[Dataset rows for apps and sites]

* * * * *

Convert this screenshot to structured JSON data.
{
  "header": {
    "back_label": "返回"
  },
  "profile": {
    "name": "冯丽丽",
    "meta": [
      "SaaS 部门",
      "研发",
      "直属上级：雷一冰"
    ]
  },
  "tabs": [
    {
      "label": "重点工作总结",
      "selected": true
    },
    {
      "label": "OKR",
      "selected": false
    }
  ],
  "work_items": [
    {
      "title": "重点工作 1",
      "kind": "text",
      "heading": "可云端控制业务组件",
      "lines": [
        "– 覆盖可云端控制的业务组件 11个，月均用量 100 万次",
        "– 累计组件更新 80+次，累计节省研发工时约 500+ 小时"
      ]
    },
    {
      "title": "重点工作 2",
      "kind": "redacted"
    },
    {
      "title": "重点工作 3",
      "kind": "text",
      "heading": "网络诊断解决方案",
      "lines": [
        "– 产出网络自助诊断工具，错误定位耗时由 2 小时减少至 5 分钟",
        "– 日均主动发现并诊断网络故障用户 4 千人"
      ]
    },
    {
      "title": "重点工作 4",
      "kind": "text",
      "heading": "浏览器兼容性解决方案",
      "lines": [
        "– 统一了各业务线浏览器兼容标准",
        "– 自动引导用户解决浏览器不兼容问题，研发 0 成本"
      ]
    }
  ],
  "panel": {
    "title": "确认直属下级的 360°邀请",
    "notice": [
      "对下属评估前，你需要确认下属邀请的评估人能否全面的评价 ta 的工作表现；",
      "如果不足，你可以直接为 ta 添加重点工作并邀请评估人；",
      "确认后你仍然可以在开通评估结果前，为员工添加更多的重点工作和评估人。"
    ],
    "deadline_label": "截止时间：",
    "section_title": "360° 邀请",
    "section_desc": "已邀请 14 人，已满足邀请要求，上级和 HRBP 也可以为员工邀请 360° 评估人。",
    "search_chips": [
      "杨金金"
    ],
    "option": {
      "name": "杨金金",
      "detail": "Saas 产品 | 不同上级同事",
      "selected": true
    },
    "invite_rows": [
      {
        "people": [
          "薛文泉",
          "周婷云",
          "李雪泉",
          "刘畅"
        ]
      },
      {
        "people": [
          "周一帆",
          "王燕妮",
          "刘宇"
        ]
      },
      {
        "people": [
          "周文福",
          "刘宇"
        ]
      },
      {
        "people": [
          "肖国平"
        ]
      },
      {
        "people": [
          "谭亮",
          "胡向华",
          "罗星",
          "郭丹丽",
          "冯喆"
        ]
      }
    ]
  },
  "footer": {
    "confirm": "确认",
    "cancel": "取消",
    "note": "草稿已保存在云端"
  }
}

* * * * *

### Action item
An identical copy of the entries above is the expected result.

### Answer to this problem
Convert this screenshot to structured JSON data.
{
  "header": {
    "back_label": "返回"
  },
  "profile": {
    "name": "冯丽丽",
    "meta": [
      "SaaS 部门",
      "研发",
      "直属上级：雷一冰"
    ]
  },
  "tabs": [
    {
      "label": "重点工作总结",
      "selected": true
    },
    {
      "label": "OKR",
      "selected": false
    }
  ],
  "work_items": [
    {
      "title": "重点工作 1",
      "kind": "text",
      "heading": "可云端控制业务组件",
      "lines": [
        "– 覆盖可云端控制的业务组件 11个，月均用量 100 万次",
        "– 累计组件更新 80+次，累计节省研发工时约 500+ 小时"
      ]
    },
    {
      "title": "重点工作 2",
      "kind": "redacted"
    },
    {
      "title": "重点工作 3",
      "kind": "text",
      "heading": "网络诊断解决方案",
      "lines": [
        "– 产出网络自助诊断工具，错误定位耗时由 2 小时减少至 5 分钟",
        "– 日均主动发现并诊断网络故障用户 4 千人"
      ]
    },
    {
      "title": "重点工作 4",
      "kind": "text",
      "heading": "浏览器兼容性解决方案",
      "lines": [
        "– 统一了各业务线浏览器兼容标准",
        "– 自动引导用户解决浏览器不兼容问题，研发 0 成本"
      ]
    }
  ],
  "panel": {
    "title": "确认直属下级的 360°邀请",
    "notice": [
      "对下属评估前，你需要确认下属邀请的评估人能否全面的评价 ta 的工作表现；",
      "如果不足，你可以直接为 ta 添加重点工作并邀请评估人；",
      "确认后你仍然可以在开通评估结果前，为员工添加更多的重点工作和评估人。"
    ],
    "deadline_label": "截止时间：",
    "section_title": "360° 邀请",
    "section_desc": "已邀请 14 人，已满足邀请要求，上级和 HRBP 也可以为员工邀请 360° 评估人。",
    "search_chips": [
      "杨金金"
    ],
    "option": {
      "name": "杨金金",
      "detail": "Saas 产品 | 不同上级同事",
      "selected": true
    },
    "invite_rows": [
      {
        "people": [
          "薛文泉",
          "周婷云",
          "李雪泉",
          "刘畅"
        ]
      },
      {
        "people": [
          "周一帆",
          "王燕妮",
          "刘宇"
        ]
      },
      {
        "people": [
          "周文福",
          "刘宇"
        ]
      },
      {
        "people": [
          "肖国平"
        ]
      },
      {
        "people": [
          "谭亮",
          "胡向华",
          "罗星",
          "郭丹丽",
          "冯喆"
        ]
      }
    ]
  },
  "footer": {
    "confirm": "确认",
    "cancel": "取消",
    "note": "草稿已保存在云端"
  }
}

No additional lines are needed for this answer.